One of these tools, iIS-BAO Audit Protocol software (, was just released in April. In beta testing since July 2013, iIS-BAO Audit Protocol combines current IS-BAO 2015 standards with audit requirements, related regulations and advisory circulars, operator-supplied cross-references, and findings to provide a comprehensive SMS documentation, audit and training tool.

“Operators can use iIS-BAO to set up their SMS, train employees on the SMS, and provide cross-references to auditors, who then use the same application to conduct audits,” said Fountain and Associates founder Phillip J. Fountain. “The iIS-BAO software puts operators, operator service providers and auditors on the same page, really streamlining the process.”

Fountain has been on both sides of the auditing process as a corporate pilot and trainer for a large corporate flight department and as an independent IS-BAO auditor. “We’ve been working on the iIS-BAO software for more than three years, but it really reflects more than 30 years of corporate aviation experience and ten years of IS-BAO auditing experience.”

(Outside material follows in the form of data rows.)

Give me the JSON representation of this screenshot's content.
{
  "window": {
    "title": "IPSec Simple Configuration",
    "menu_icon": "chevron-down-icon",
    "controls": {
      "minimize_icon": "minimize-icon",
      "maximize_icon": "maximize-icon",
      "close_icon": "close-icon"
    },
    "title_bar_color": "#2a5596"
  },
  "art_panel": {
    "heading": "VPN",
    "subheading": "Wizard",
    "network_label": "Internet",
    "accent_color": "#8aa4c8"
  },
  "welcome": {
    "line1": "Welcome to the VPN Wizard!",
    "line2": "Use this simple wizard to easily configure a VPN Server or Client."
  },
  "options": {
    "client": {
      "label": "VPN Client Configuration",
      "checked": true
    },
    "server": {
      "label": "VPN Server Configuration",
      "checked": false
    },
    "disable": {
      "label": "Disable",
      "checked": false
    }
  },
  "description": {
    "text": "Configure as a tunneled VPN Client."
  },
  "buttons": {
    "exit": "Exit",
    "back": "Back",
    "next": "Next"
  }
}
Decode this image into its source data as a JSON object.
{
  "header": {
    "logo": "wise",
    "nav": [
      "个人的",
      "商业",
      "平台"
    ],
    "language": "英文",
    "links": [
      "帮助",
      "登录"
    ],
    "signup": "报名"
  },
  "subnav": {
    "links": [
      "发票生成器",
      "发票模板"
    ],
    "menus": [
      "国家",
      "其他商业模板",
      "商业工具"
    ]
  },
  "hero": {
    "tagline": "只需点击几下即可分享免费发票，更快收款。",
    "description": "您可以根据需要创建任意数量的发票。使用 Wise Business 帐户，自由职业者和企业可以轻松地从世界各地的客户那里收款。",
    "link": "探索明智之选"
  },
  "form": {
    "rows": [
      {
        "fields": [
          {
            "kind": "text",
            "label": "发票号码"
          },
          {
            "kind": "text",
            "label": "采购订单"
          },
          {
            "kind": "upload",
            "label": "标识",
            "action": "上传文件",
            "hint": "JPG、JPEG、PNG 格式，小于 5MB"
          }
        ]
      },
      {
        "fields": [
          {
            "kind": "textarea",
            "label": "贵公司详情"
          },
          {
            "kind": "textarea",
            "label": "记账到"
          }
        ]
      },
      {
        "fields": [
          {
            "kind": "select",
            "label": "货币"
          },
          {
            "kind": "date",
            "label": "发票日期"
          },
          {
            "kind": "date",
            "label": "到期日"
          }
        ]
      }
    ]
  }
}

Fountain’s iIS-BAO Audit Protocol software provides modularized access to the current IS-BAO requirements and related reference and guidance documents through a series of search filters, including the ability to include or exclude helicopter-related requirements. A toggle enables the display of all relevant standards or only new/changed requirements since last IS-BAO protocol cycle. Operators can enter cross-references to their SMS documents in the iIS-BAO software, then export these cross-references for easy access by auditors. The software also features an optional in-flight inspection section, areas to enter comments on findings and analysis for each requirement, and automated PDF report generation.

The small “i” in iIS-BAO Audit Protocol is a reference to the ability to run the software on iPads, bringing a high level of mobility to the SMS audit process. Available for Windows 7 and above, Mac OS X and iOS (iPad) platforms, the iIS-BAO software saves each customer’s data on a secure cloud-based server, allowing access to the data from laptops, iPads and desktop computers. This means that chief pilots, directors of maintenance and other managers can use the iIS-BAO software planeside or in the hangar during the SMS development process or related audits, while other members of the safety team can access the same database from laptops or desktops in their offices.

Originally published in heliweb, Kim Rosenlof